bell hooks, Yearning: Race, Gender, and Cultural Politics (Boston: South End Press, 1990) ("Aesthetics then is more than a philosophy or theory of art and beauty; it is a way of inhabiting space, a particular location, a way of looking and becoming. It is not organic. I grew up in an ugly house. No one there considered the function of beauty or pondered the use of space. Surrounded by dead things, whose spirits had long ago vanished since they were no longer needed, that house contained a great engulfing emptiness. In that house things were not to be looked at, they were to be possessed--space was not to be created but owned--a violent anti-aesthetic. I grew up thinking about art and beauty as it existed in our lives, the lives of poor black people. Without knowing the appropriate language, I understood that advanced capitalism was affecting our capacity to see, that consumerism began to take the place of that predicament of heart that called us to yearn for beauty. Now many of us are only yearning for things." Id. at 104.).

Alice Kessler-Harris, Out to Work: A History of Wage_Earning Women in the United States (New York & Oxford: Oxford U. Press, 1982) (From the bookjacket: "This pioneering study traces the transformation of ;women's work' into wage labor in the U.S. from the colonial days to the present [i.e, late 1970s, early 1980s], and identifies the social, economic, and ideological forces that have shaped our expectations of what women do.").
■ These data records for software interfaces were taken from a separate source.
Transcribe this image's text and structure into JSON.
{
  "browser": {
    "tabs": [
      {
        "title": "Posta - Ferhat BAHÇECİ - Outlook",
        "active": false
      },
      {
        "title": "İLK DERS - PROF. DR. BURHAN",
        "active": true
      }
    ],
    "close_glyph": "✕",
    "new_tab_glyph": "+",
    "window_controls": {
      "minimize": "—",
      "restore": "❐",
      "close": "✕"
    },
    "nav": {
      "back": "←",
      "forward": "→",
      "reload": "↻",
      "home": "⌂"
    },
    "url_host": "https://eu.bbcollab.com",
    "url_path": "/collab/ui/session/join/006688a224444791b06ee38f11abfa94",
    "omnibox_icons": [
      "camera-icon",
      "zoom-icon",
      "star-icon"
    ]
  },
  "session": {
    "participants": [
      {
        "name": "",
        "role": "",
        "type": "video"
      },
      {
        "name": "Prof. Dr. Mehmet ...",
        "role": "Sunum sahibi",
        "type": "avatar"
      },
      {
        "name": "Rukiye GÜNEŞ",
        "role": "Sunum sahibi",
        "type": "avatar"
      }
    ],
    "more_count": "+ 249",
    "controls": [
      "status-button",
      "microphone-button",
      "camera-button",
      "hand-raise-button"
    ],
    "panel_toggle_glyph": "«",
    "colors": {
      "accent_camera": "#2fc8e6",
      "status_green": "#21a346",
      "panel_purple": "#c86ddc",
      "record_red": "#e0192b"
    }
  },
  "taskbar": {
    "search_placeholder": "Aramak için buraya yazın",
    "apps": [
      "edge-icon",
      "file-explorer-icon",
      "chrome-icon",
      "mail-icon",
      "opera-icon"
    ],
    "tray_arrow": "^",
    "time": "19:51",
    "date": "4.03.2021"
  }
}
John Stuart Mill, The Subjection of Women, with an Introduction by Wendell Robert Carr (Cambridge, Massachusetts, & London, England: M.I.T. Press, 1970) ("When we consider the positive evil caused to the disqualified half of the human race by their disqualification--first in the loss of the most inspiriting and elevating kind of personal enjoyment, and next in the weariness, disappointment, and profound dissatisfaction with life, which are so often the substitute for it; one feels that among all the lessons which men require for carrying on the struggle against the inevitable imperfections of their lot on earth, there is no lesson which they more need, than not to add to the evils which nature inflicts, by their jealous and prejudiced restrictions on one another. Their vain fears only substitute other and worse evils for those which they are idly apprehensive of: while every restraint on the freedom of conduct of any of their human fellow-creatures (otherwise than by making them responsible for any evil actually caused by it), dries up pro tanto the principal fountain of human happiness, and leaves the species less rich, to an inappreciable degree, in all that makes life valuable to the individual human being." Id. at 100-101.).